§ **Stored data entries**
──────────────────────────────

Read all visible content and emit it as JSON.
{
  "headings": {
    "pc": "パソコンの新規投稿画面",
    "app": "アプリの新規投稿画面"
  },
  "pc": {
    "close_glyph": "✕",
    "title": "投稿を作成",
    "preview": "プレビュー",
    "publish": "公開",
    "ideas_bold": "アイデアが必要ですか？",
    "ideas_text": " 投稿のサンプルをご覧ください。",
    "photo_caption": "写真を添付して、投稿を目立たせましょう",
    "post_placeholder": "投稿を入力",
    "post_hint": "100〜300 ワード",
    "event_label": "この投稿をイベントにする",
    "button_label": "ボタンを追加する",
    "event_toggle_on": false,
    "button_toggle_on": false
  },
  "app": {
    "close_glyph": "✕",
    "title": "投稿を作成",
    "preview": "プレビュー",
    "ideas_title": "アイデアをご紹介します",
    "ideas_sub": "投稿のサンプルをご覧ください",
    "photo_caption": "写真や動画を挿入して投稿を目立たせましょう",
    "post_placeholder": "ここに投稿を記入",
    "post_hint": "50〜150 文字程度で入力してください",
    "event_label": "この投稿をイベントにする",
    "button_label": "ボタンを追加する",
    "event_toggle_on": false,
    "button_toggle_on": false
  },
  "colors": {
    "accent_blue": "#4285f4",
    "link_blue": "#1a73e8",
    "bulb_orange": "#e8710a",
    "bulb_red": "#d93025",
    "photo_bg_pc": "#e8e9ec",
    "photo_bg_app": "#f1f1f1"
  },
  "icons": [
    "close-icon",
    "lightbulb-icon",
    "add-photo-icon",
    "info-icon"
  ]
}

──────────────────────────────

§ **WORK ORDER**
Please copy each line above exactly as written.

§ **ANSWER TO THE PROBLEM**
Read all visible content and emit it as JSON.
{
  "headings": {
    "pc": "パソコンの新規投稿画面",
    "app": "アプリの新規投稿画面"
  },
  "pc": {
    "close_glyph": "✕",
    "title": "投稿を作成",
    "preview": "プレビュー",
    "publish": "公開",
    "ideas_bold": "アイデアが必要ですか？",
    "ideas_text": " 投稿のサンプルをご覧ください。",
    "photo_caption": "写真を添付して、投稿を目立たせましょう",
    "post_placeholder": "投稿を入力",
    "post_hint": "100〜300 ワード",
    "event_label": "この投稿をイベントにする",
    "button_label": "ボタンを追加する",
    "event_toggle_on": false,
    "button_toggle_on": false
  },
  "app": {
    "close_glyph": "✕",
    "title": "投稿を作成",
    "preview": "プレビュー",
    "ideas_title": "アイデアをご紹介します",
    "ideas_sub": "投稿のサンプルをご覧ください",
    "photo_caption": "写真や動画を挿入して投稿を目立たせましょう",
    "post_placeholder": "ここに投稿を記入",
    "post_hint": "50〜150 文字程度で入力してください",
    "event_label": "この投稿をイベントにする",
    "button_label": "ボタンを追加する",
    "event_toggle_on": false,
    "button_toggle_on": false
  },
  "colors": {
    "accent_blue": "#4285f4",
    "link_blue": "#1a73e8",
    "bulb_orange": "#e8710a",
    "bulb_red": "#d93025",
    "photo_bg_pc": "#e8e9ec",
    "photo_bg_app": "#f1f1f1"
  },
  "icons": [
    "close-icon",
    "lightbulb-icon",
    "add-photo-icon",
    "info-icon"
  ]
}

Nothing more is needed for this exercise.